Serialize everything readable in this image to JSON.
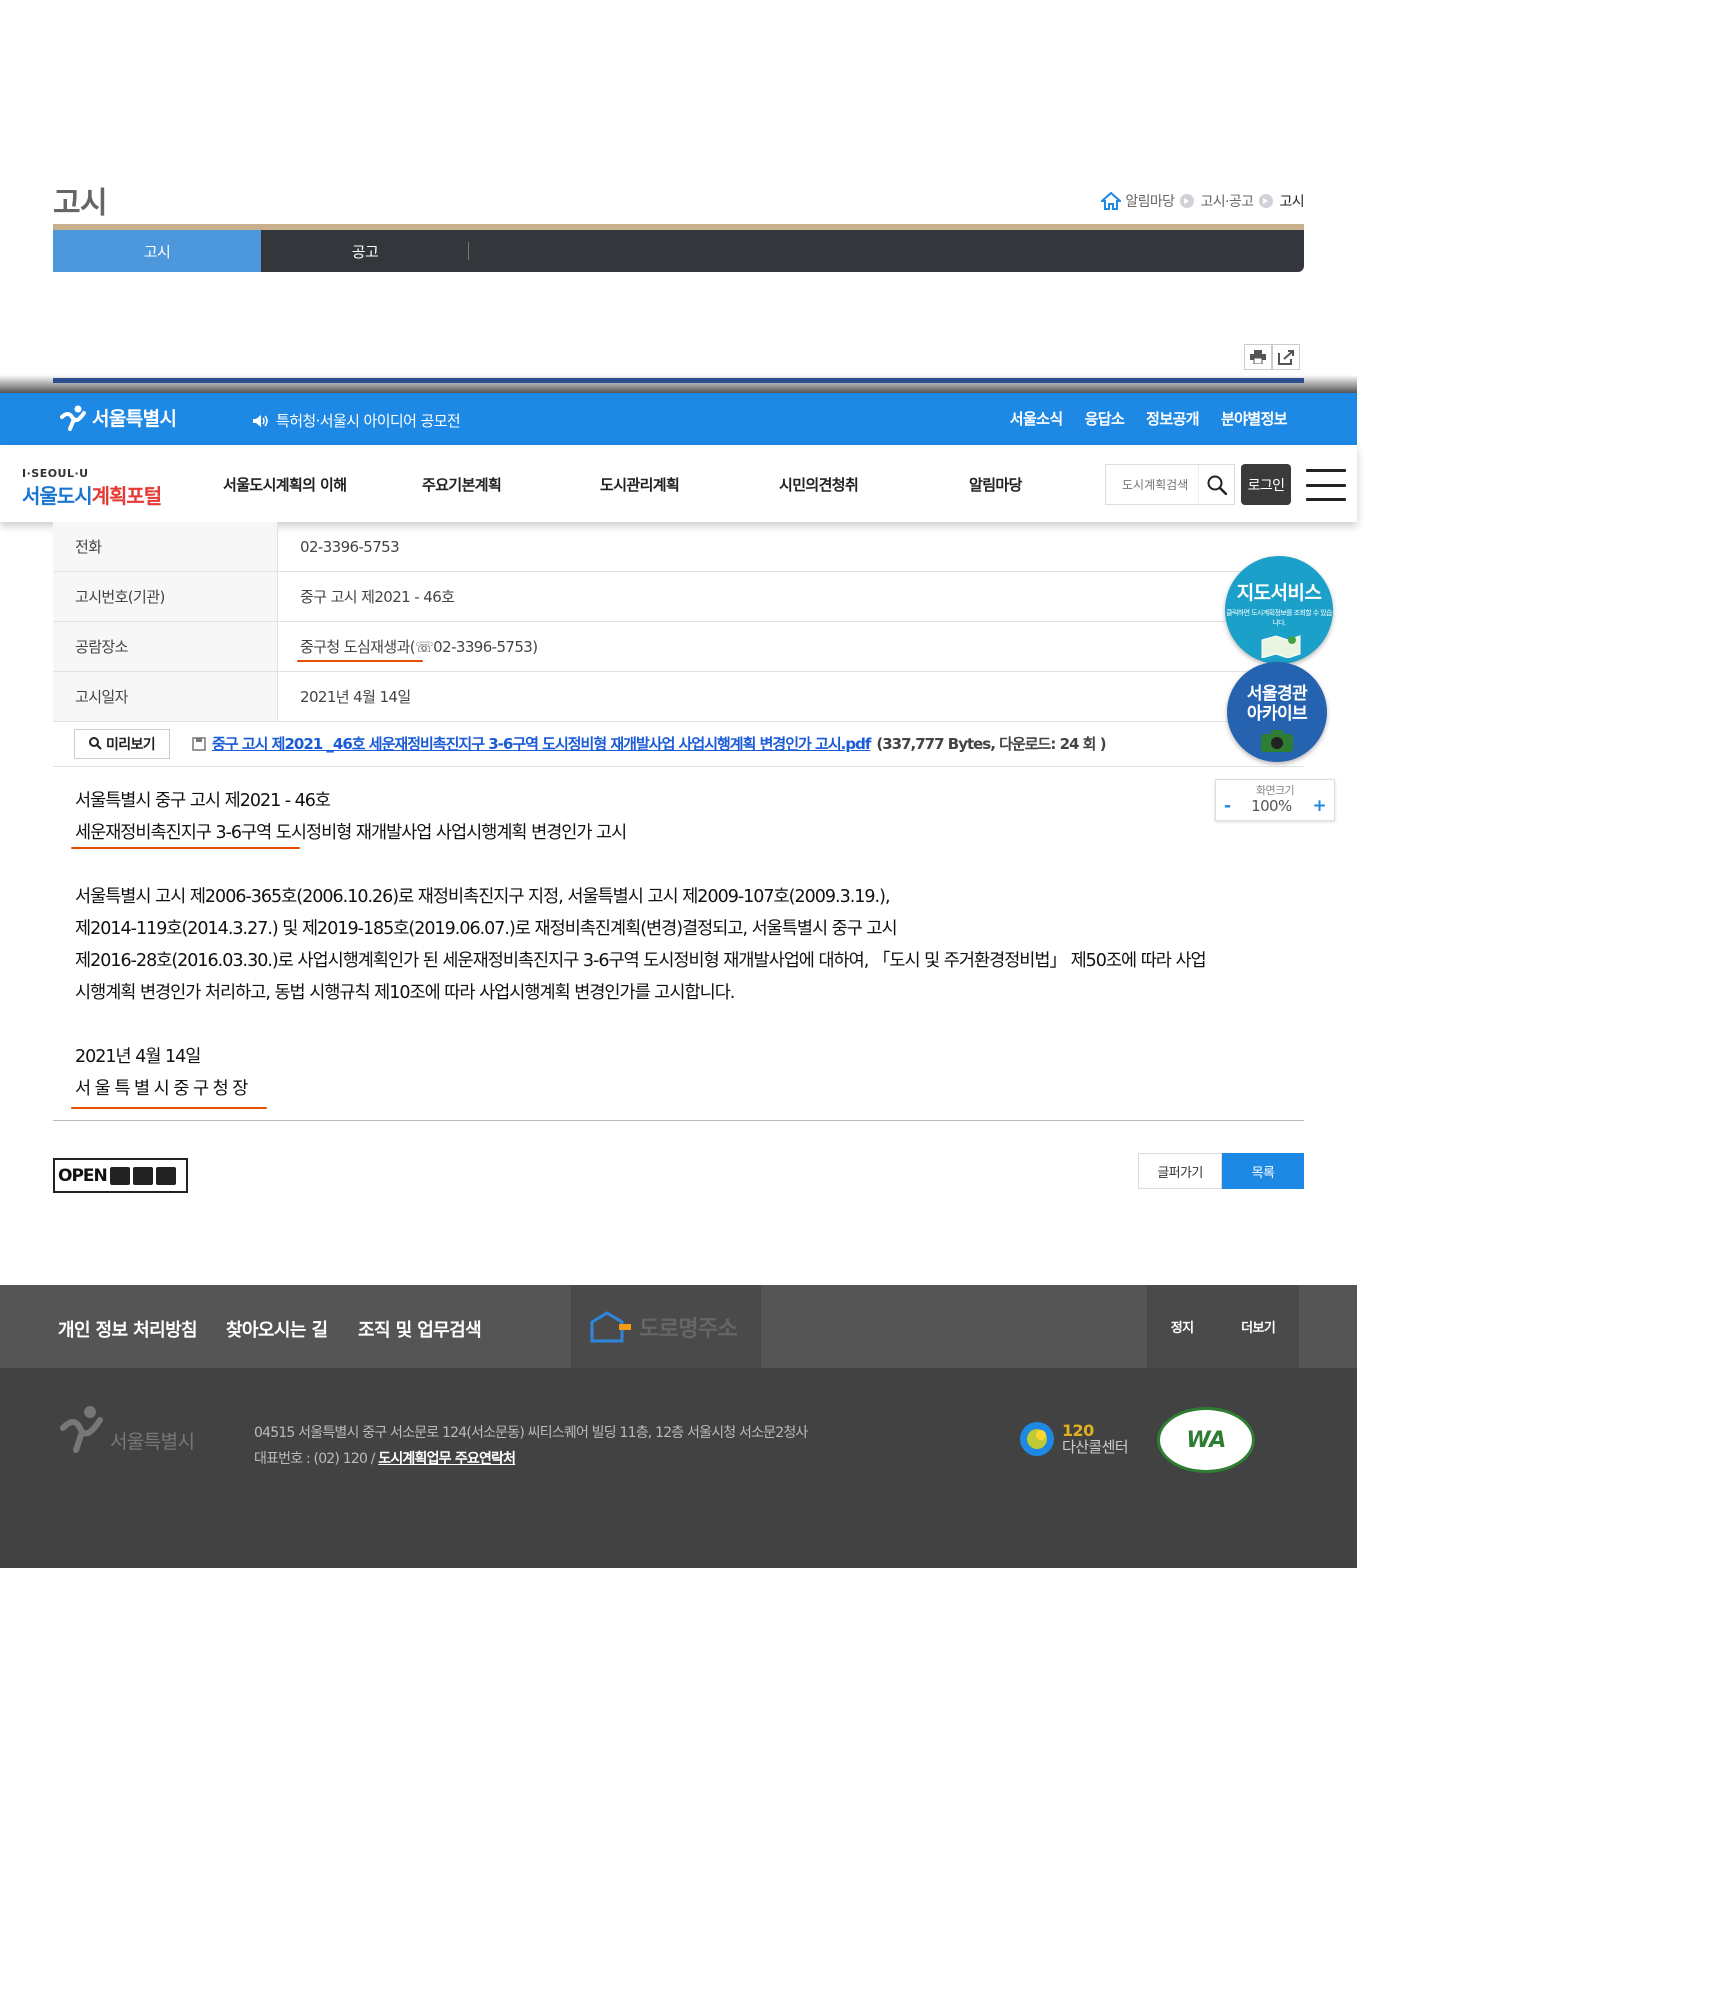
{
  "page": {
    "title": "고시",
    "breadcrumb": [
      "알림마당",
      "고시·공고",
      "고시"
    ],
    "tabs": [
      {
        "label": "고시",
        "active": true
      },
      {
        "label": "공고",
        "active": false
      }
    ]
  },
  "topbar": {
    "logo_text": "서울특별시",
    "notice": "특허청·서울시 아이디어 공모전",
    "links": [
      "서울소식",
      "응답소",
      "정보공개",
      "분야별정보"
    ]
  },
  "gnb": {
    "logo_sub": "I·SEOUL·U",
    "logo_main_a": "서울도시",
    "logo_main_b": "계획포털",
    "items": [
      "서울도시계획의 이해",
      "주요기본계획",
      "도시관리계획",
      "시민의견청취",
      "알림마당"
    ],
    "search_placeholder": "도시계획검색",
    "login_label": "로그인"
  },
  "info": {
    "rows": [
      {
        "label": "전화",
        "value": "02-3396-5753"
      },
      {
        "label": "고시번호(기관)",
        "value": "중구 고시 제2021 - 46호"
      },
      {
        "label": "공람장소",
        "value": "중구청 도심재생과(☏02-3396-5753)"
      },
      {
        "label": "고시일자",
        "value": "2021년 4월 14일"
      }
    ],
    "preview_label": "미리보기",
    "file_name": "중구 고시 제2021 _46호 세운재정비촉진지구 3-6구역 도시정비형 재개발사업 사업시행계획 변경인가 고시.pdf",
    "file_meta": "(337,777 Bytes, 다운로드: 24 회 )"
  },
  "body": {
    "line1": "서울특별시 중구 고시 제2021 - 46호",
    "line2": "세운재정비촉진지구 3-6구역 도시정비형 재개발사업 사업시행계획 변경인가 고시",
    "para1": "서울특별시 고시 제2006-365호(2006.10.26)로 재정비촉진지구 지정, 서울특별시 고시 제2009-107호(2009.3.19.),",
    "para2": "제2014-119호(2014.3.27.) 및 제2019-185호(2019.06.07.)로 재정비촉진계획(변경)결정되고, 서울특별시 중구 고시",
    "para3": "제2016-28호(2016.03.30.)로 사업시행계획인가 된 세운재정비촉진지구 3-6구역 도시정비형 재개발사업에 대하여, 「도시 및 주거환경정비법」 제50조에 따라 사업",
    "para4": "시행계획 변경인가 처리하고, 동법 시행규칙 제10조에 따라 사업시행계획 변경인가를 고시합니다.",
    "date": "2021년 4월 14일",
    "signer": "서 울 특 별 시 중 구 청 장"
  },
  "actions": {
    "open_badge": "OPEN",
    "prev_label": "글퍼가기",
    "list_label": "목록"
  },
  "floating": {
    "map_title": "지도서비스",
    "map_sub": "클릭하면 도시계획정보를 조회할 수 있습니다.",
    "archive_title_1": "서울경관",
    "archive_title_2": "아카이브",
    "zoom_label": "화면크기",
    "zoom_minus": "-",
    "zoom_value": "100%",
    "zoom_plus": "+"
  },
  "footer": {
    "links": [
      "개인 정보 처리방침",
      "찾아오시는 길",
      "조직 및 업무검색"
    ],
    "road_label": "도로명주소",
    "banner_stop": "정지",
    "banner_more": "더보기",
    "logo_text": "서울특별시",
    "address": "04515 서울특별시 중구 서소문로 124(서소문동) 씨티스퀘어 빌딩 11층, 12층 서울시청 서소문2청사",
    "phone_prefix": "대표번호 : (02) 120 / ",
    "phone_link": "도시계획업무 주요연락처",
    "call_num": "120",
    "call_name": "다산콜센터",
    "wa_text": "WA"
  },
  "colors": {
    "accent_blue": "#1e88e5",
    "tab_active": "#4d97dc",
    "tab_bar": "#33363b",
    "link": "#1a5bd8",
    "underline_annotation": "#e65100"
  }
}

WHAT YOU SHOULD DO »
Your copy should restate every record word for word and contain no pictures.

TASK RESULT »
Serialize everything readable in this image to JSON.
{
  "page": {
    "title": "고시",
    "breadcrumb": [
      "알림마당",
      "고시·공고",
      "고시"
    ],
    "tabs": [
      {
        "label": "고시",
        "active": true
      },
      {
        "label": "공고",
        "active": false
      }
    ]
  },
  "topbar": {
    "logo_text": "서울특별시",
    "notice": "특허청·서울시 아이디어 공모전",
    "links": [
      "서울소식",
      "응답소",
      "정보공개",
      "분야별정보"
    ]
  },
  "gnb": {
    "logo_sub": "I·SEOUL·U",
    "logo_main_a": "서울도시",
    "logo_main_b": "계획포털",
    "items": [
      "서울도시계획의 이해",
      "주요기본계획",
      "도시관리계획",
      "시민의견청취",
      "알림마당"
    ],
    "search_placeholder": "도시계획검색",
    "login_label": "로그인"
  },
  "info": {
    "rows": [
      {
        "label": "전화",
        "value": "02-3396-5753"
      },
      {
        "label": "고시번호(기관)",
        "value": "중구 고시 제2021 - 46호"
      },
      {
        "label": "공람장소",
        "value": "중구청 도심재생과(☏02-3396-5753)"
      },
      {
        "label": "고시일자",
        "value": "2021년 4월 14일"
      }
    ],
    "preview_label": "미리보기",
    "file_name": "중구 고시 제2021 _46호 세운재정비촉진지구 3-6구역 도시정비형 재개발사업 사업시행계획 변경인가 고시.pdf",
    "file_meta": "(337,777 Bytes, 다운로드: 24 회 )"
  },
  "body": {
    "line1": "서울특별시 중구 고시 제2021 - 46호",
    "line2": "세운재정비촉진지구 3-6구역 도시정비형 재개발사업 사업시행계획 변경인가 고시",
    "para1": "서울특별시 고시 제2006-365호(2006.10.26)로 재정비촉진지구 지정, 서울특별시 고시 제2009-107호(2009.3.19.),",
    "para2": "제2014-119호(2014.3.27.) 및 제2019-185호(2019.06.07.)로 재정비촉진계획(변경)결정되고, 서울특별시 중구 고시",
    "para3": "제2016-28호(2016.03.30.)로 사업시행계획인가 된 세운재정비촉진지구 3-6구역 도시정비형 재개발사업에 대하여, 「도시 및 주거환경정비법」 제50조에 따라 사업",
    "para4": "시행계획 변경인가 처리하고, 동법 시행규칙 제10조에 따라 사업시행계획 변경인가를 고시합니다.",
    "date": "2021년 4월 14일",
    "signer": "서 울 특 별 시 중 구 청 장"
  },
  "actions": {
    "open_badge": "OPEN",
    "prev_label": "글퍼가기",
    "list_label": "목록"
  },
  "floating": {
    "map_title": "지도서비스",
    "map_sub": "클릭하면 도시계획정보를 조회할 수 있습니다.",
    "archive_title_1": "서울경관",
    "archive_title_2": "아카이브",
    "zoom_label": "화면크기",
    "zoom_minus": "-",
    "zoom_value": "100%",
    "zoom_plus": "+"
  },
  "footer": {
    "links": [
      "개인 정보 처리방침",
      "찾아오시는 길",
      "조직 및 업무검색"
    ],
    "road_label": "도로명주소",
    "banner_stop": "정지",
    "banner_more": "더보기",
    "logo_text": "서울특별시",
    "address": "04515 서울특별시 중구 서소문로 124(서소문동) 씨티스퀘어 빌딩 11층, 12층 서울시청 서소문2청사",
    "phone_prefix": "대표번호 : (02) 120 / ",
    "phone_link": "도시계획업무 주요연락처",
    "call_num": "120",
    "call_name": "다산콜센터",
    "wa_text": "WA"
  },
  "colors": {
    "accent_blue": "#1e88e5",
    "tab_active": "#4d97dc",
    "tab_bar": "#33363b",
    "link": "#1a5bd8",
    "underline_annotation": "#e65100"
  }
}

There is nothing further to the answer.